Acid reflux is a condition characterized by stomach acid traveling up into the esophagus.
This condition is considered very common but the exact prevalence is debatable because the rates vary by region. Additionally, some people experience acid reflux only occasionally while others experience it on a daily basis.
Acid reflux is not usually considered a severe problem but it can lead to more severe conditions if it occurs often enough.
What Are The Symptoms?
The most commonly reported symptom of acid reflux is heartburn. This symptom is characterized by pain or a burning sensation that can be described as being anywhere from the stomach up to the throat. Another common symptom is regurgitation, which is when the patient can feel and taste the stomach acid as it travels up to the mouth. Some patients also experience excessive hiccuping, especially around meal times. More mild symptoms include a chronic cough, sore throat, nausea, and unintended weight loss. However, if acid reflux occurs often enough without treatment, the symptoms can progress to more severe problems like ulcers or dysphagia.
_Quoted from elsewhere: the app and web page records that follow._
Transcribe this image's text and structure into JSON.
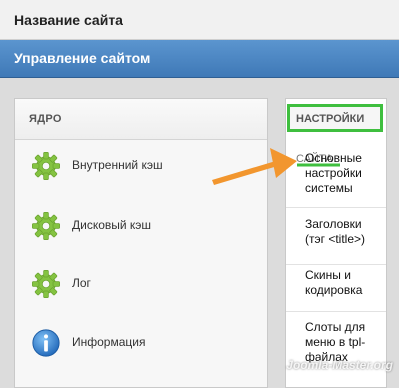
{
  "site": {
    "title": "Название сайта"
  },
  "admin": {
    "title": "Управление сайтом"
  },
  "core": {
    "title": "ЯДРО",
    "items": [
      {
        "label": "Внутренний кэш",
        "icon": "gear-icon"
      },
      {
        "label": "Дисковый кэш",
        "icon": "gear-icon"
      },
      {
        "label": "Лог",
        "icon": "gear-icon"
      },
      {
        "label": "Информация",
        "icon": "info-icon"
      }
    ]
  },
  "settings": {
    "title": "НАСТРОЙКИ",
    "subtitle": "САЙТА",
    "links": [
      "Основные настройки системы",
      "Заголовки (тэг <title>)",
      "Скины и кодировка",
      "Слоты для меню в tpl-файлах"
    ]
  },
  "colors": {
    "topbar": "#f1f1f1",
    "adminbar": "#4a86c4",
    "highlight": "#3fbf3f",
    "arrow": "#f2962e",
    "gear": "#84c341",
    "info": "#2f7fd0"
  },
  "watermark": "Joomla-Master.org"
}
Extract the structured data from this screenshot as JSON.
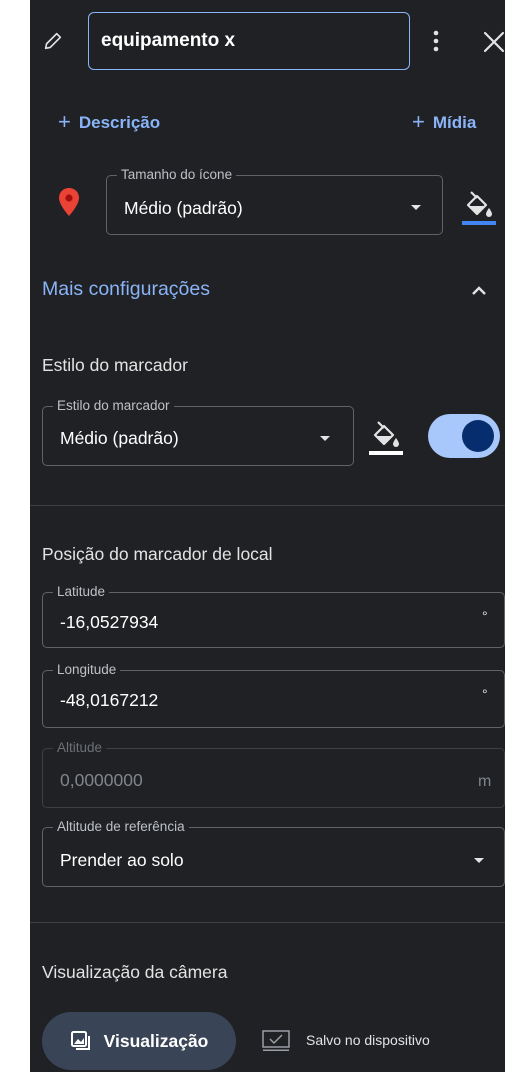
{
  "header": {
    "name_value": "equipamento x"
  },
  "actions": {
    "add_description": "Descrição",
    "add_media": "Mídia",
    "plus_glyph": "+"
  },
  "icon_size": {
    "label": "Tamanho do ícone",
    "value": "Médio (padrão)",
    "marker_color": "#ea4335",
    "fill_underline_color": "#4285f4"
  },
  "more_settings": {
    "label": "Mais configurações",
    "expanded": true
  },
  "marker_style": {
    "section_title": "Estilo do marcador",
    "field_label": "Estilo do marcador",
    "value": "Médio (padrão)",
    "fill_underline_color": "#ffffff",
    "toggle_on": true
  },
  "position": {
    "section_title": "Posição do marcador de local",
    "latitude": {
      "label": "Latitude",
      "value": "-16,0527934",
      "unit": "°"
    },
    "longitude": {
      "label": "Longitude",
      "value": "-48,0167212",
      "unit": "°"
    },
    "altitude": {
      "label": "Altitude",
      "value": "0,0000000",
      "unit": "m",
      "disabled": true
    },
    "altitude_ref": {
      "label": "Altitude de referência",
      "value": "Prender ao solo"
    }
  },
  "camera": {
    "section_title": "Visualização da câmera",
    "preview_button": "Visualização",
    "saved_label": "Salvo no dispositivo"
  },
  "colors": {
    "panel_bg": "#202124",
    "accent": "#8ab4f8",
    "toggle_track": "#a8c7fa",
    "toggle_knob": "#062e6f",
    "button_bg": "#394457"
  }
}
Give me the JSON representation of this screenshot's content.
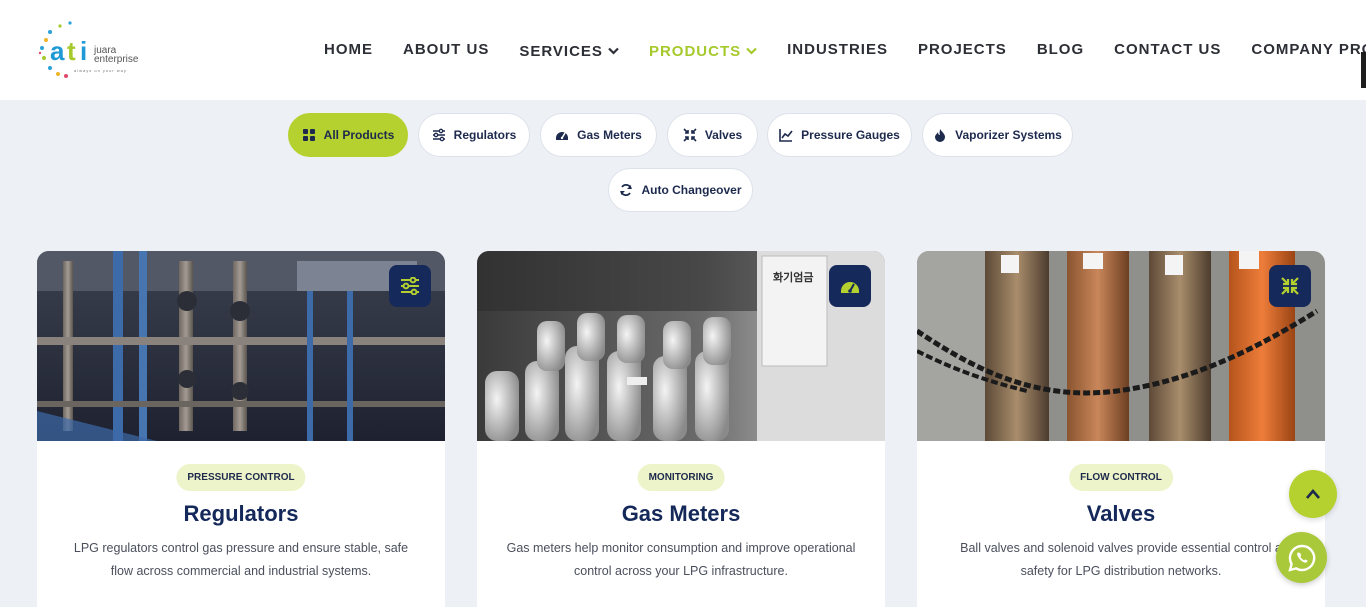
{
  "brand": {
    "logo_mark": "ati",
    "logo_line1": "juara",
    "logo_line2": "enterprise",
    "logo_tagline": "always on your way"
  },
  "nav": {
    "home": "HOME",
    "about": "ABOUT US",
    "services": "SERVICES",
    "products": "PRODUCTS",
    "industries": "INDUSTRIES",
    "projects": "PROJECTS",
    "blog": "BLOG",
    "contact": "CONTACT US",
    "profile": "COMPANY PROFILE"
  },
  "filters": {
    "all": "All Products",
    "regulators": "Regulators",
    "gas_meters": "Gas Meters",
    "valves": "Valves",
    "pressure_gauges": "Pressure Gauges",
    "vaporizer": "Vaporizer Systems",
    "changeover": "Auto Changeover",
    "active": "All Products"
  },
  "cards": [
    {
      "tag": "PRESSURE CONTROL",
      "title": "Regulators",
      "desc": "LPG regulators control gas pressure and ensure stable, safe flow across commercial and industrial systems.",
      "icon": "sliders-icon"
    },
    {
      "tag": "MONITORING",
      "title": "Gas Meters",
      "desc": "Gas meters help monitor consumption and improve operational control across your LPG infrastructure.",
      "icon": "gauge-icon"
    },
    {
      "tag": "FLOW CONTROL",
      "title": "Valves",
      "desc": "Ball valves and solenoid valves provide essential control a safety for LPG distribution networks.",
      "icon": "compress-icon"
    }
  ],
  "colors": {
    "accent": "#b5d12f",
    "navy": "#15295a",
    "nav_text": "#2d2f36",
    "active_nav": "#a6c92c",
    "background": "#edf0f5"
  }
}
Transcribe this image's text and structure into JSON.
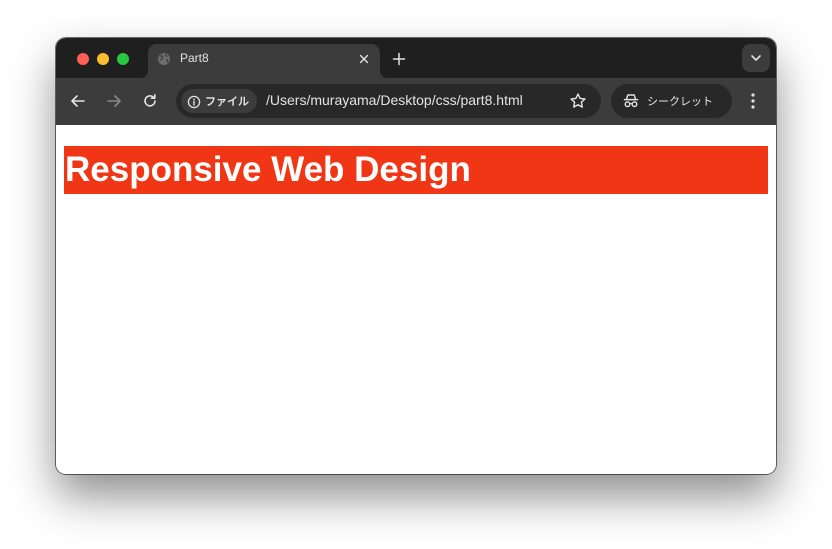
{
  "browser": {
    "tab": {
      "title": "Part8",
      "favicon": "globe-icon"
    },
    "new_tab_icon": "plus-icon",
    "tab_search_icon": "chevron-down-icon",
    "nav": {
      "back_icon": "arrow-left-icon",
      "forward_icon": "arrow-right-icon",
      "reload_icon": "reload-icon"
    },
    "omnibox": {
      "chip_label": "ファイル",
      "chip_icon": "info-icon",
      "url": "/Users/murayama/Desktop/css/part8.html",
      "bookmark_icon": "star-icon"
    },
    "incognito": {
      "label": "シークレット",
      "icon": "incognito-icon"
    },
    "menu_icon": "kebab-menu-icon"
  },
  "page": {
    "heading": "Responsive Web Design",
    "heading_bg": "#f13615",
    "heading_color": "#ffffff"
  }
}
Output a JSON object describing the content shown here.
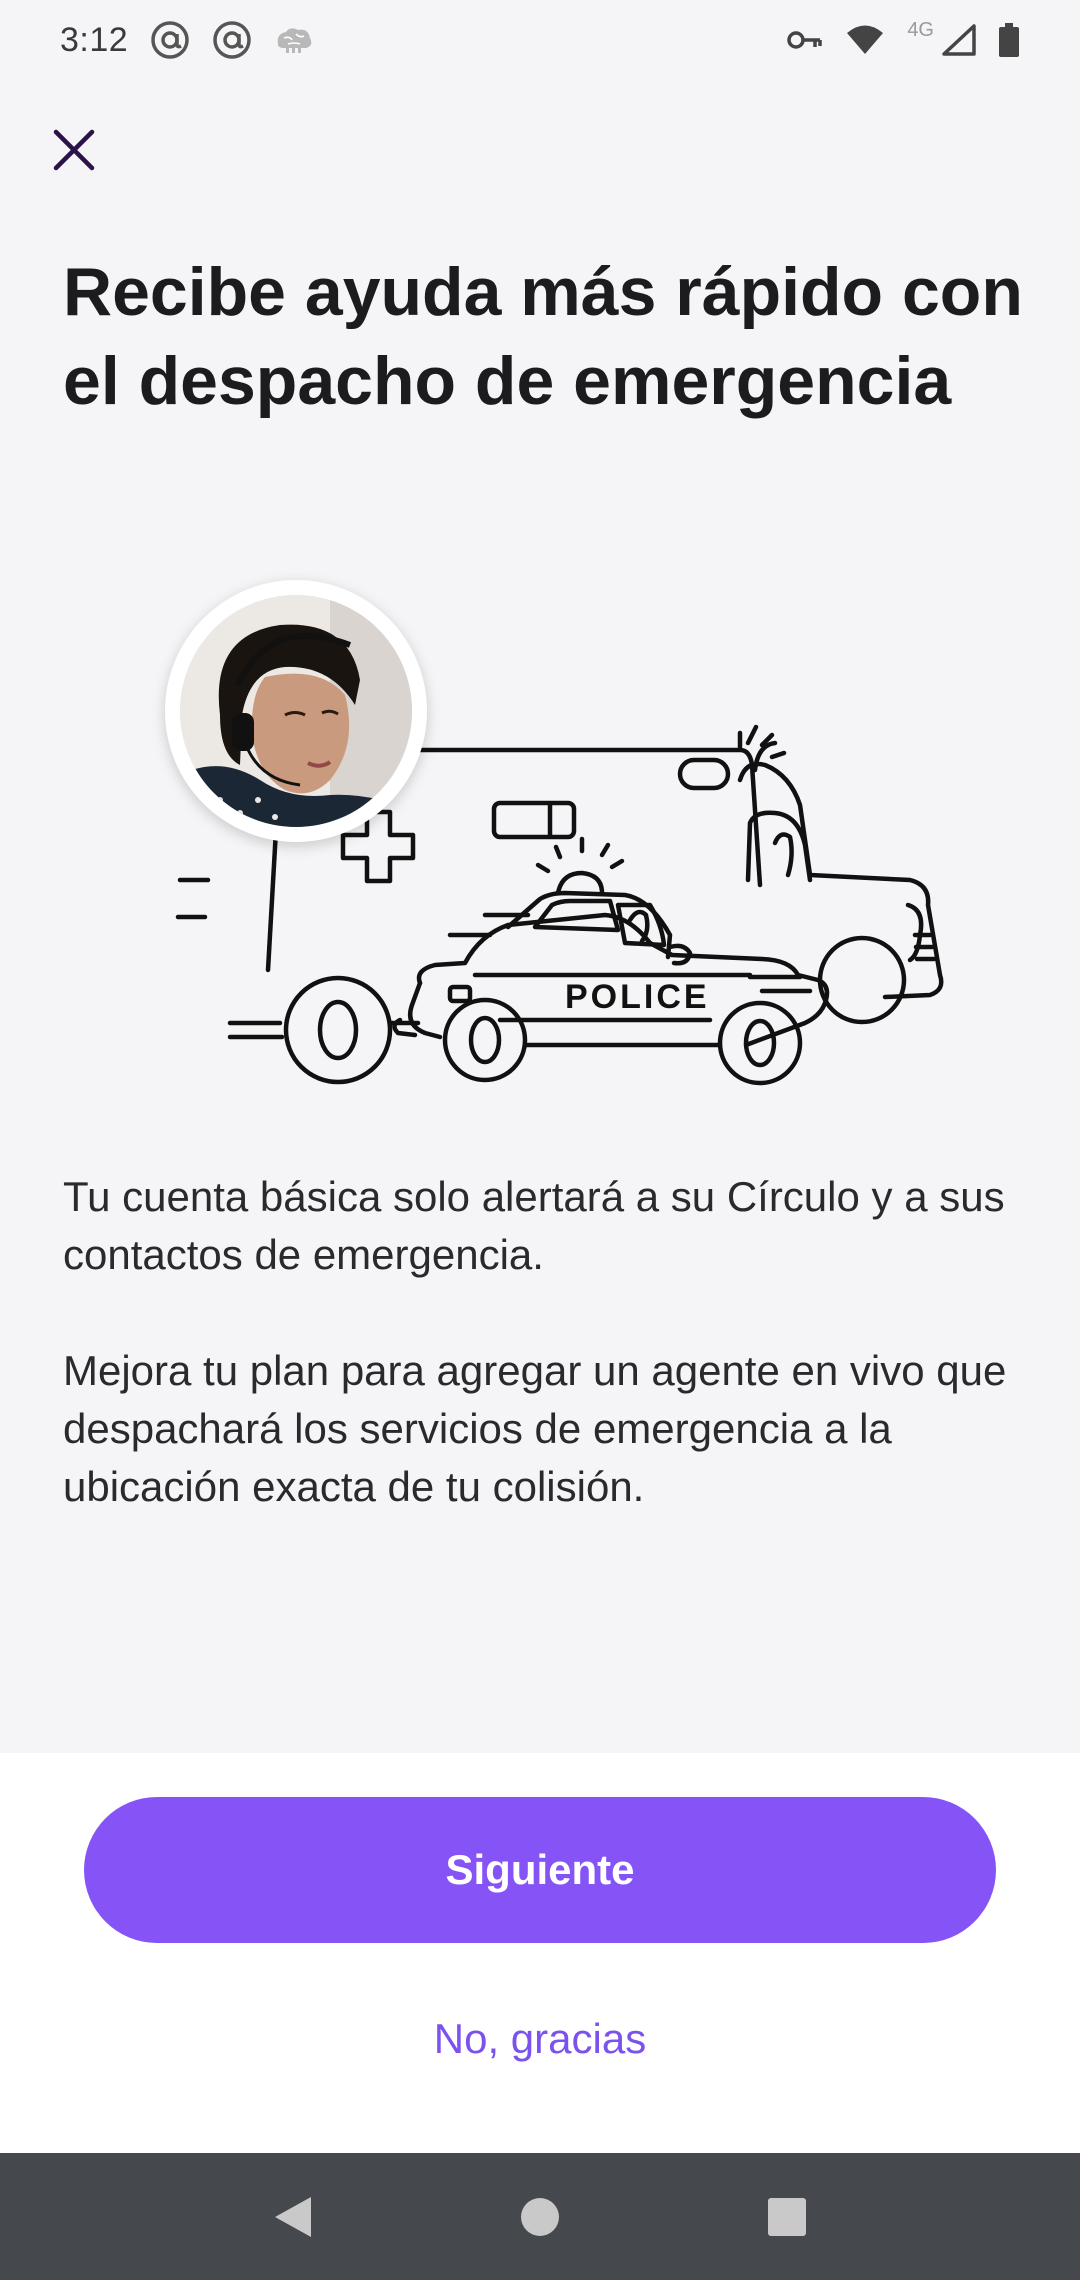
{
  "status_bar": {
    "time": "3:12",
    "network_type": "4G",
    "left_icons": [
      "at-sign-icon",
      "at-sign-icon",
      "brain-icon"
    ],
    "right_icons": [
      "vpn-key-icon",
      "wifi-icon",
      "signal-icon",
      "battery-icon"
    ]
  },
  "header": {
    "close_icon": "close-icon"
  },
  "main": {
    "title": "Recibe ayuda más rápido con el despacho de emergencia",
    "illustration_text": "POLICE",
    "paragraphs": [
      "Tu cuenta básica solo alertará a su Círculo y a sus contactos de emergencia.",
      "Mejora tu plan para agregar un agente en vivo que despachará los servicios de emergencia a la ubicación exacta de tu colisión."
    ]
  },
  "actions": {
    "primary_label": "Siguiente",
    "secondary_label": "No, gracias"
  },
  "nav_bar": {
    "icons": [
      "back-icon",
      "home-icon",
      "recents-icon"
    ]
  },
  "colors": {
    "accent": "#8654f6",
    "link": "#7b52ee",
    "background": "#f5f5f7",
    "nav_bar": "#45484c",
    "close_icon": "#2b1247"
  }
}
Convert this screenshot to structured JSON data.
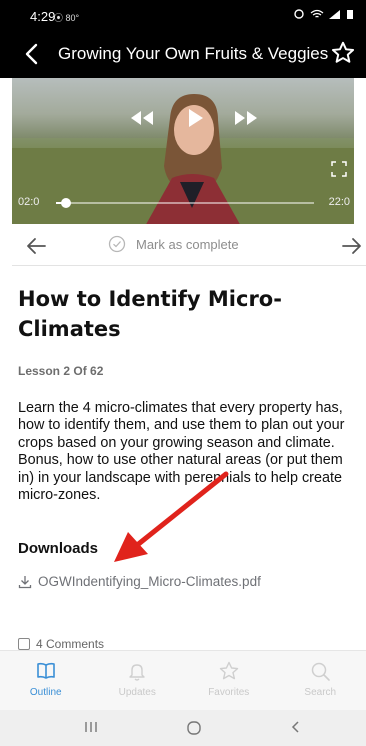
{
  "status_bar": {
    "time": "4:29",
    "extra": "⦿ 80°"
  },
  "header": {
    "title": "Growing Your Own Fruits & Veggies"
  },
  "video": {
    "elapsed": "02:0",
    "duration": "22:0",
    "progress": 0.04
  },
  "lesson_nav": {
    "mark_complete": "Mark as complete"
  },
  "lesson": {
    "title": "How to Identify Micro-Climates",
    "count": "Lesson 2 Of 62",
    "description": "Learn the 4 micro-climates that every property has, how to identify them, and use them to plan out your crops based on your growing season and climate. Bonus, how to use other natural areas (or put them in) in your landscape with perennials to help create micro-zones."
  },
  "downloads": {
    "heading": "Downloads",
    "file_name": "OGWIndentifying_Micro-Climates.pdf"
  },
  "comments": {
    "label": "4 Comments"
  },
  "tabs": {
    "outline": "Outline",
    "updates": "Updates",
    "favorites": "Favorites",
    "search": "Search"
  },
  "colors": {
    "accent": "#3a8fd6",
    "arrow": "#e0231c"
  },
  "icons": [
    "back-arrow-icon",
    "star-icon",
    "rewind-icon",
    "play-icon",
    "forward-icon",
    "fullscreen-icon",
    "arrow-left-icon",
    "check-circle-icon",
    "arrow-right-icon",
    "download-icon",
    "book-icon",
    "bell-icon",
    "star-icon",
    "search-icon"
  ]
}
What Causes It?
Generally, acid reflux occurs when the lower esophageal sphincter, a valve that separates the esophagus from the stomach, fails to close fully or opens too often. This can be caused by a number of different conditions or lifestyle habits. In fact, acid reflux is even a side effect of many commonly prescribed medications. Additionally, hiatal hernias can cause stomach acid to be moved up into the esophagus. Many pregnant women experience acid reflux as a result of the shifting of organs that occurs as the baby grows. Other risk factors include being overweight and smoking.
How Is It Diagnosed?
If the patient only experiences symptoms of acid reflux on an occasional basis, their physician may not perform any diagnostic tests. It is likely that these patients will get relief from over-the-counter antacids. However, if the patient experiences these symptoms on a regular basis, their physician will probably order a series of tests to rule out other potential conditions and confirm the diagnosis. The most common of the diagnostic tests used to diagnose acid reflux is the endoscopy. This procedure is usually performed with sedation to eliminate patient discomfort but it only takes a few minutes.
The physician will insert a tube with a light and camera down the patient’s throat in order to get a picture of the condition of the stomach and esophagus. During an endoscopy, the physician may take a biopsy or leave a device for pH monitoring. This device would be located in the esophagus and would be left for a few days in order to measure the amount of stomach acid present in the esophagus.
Another potential test they may use is called an esophageal manometry. The procedure is very similar to that of the endoscope, but the tube used specifically tests the functionality of the muscles of the esophagus and the lower esophageal sphincter. A Barium swallow test may also be used to confirm the presence of ulcers.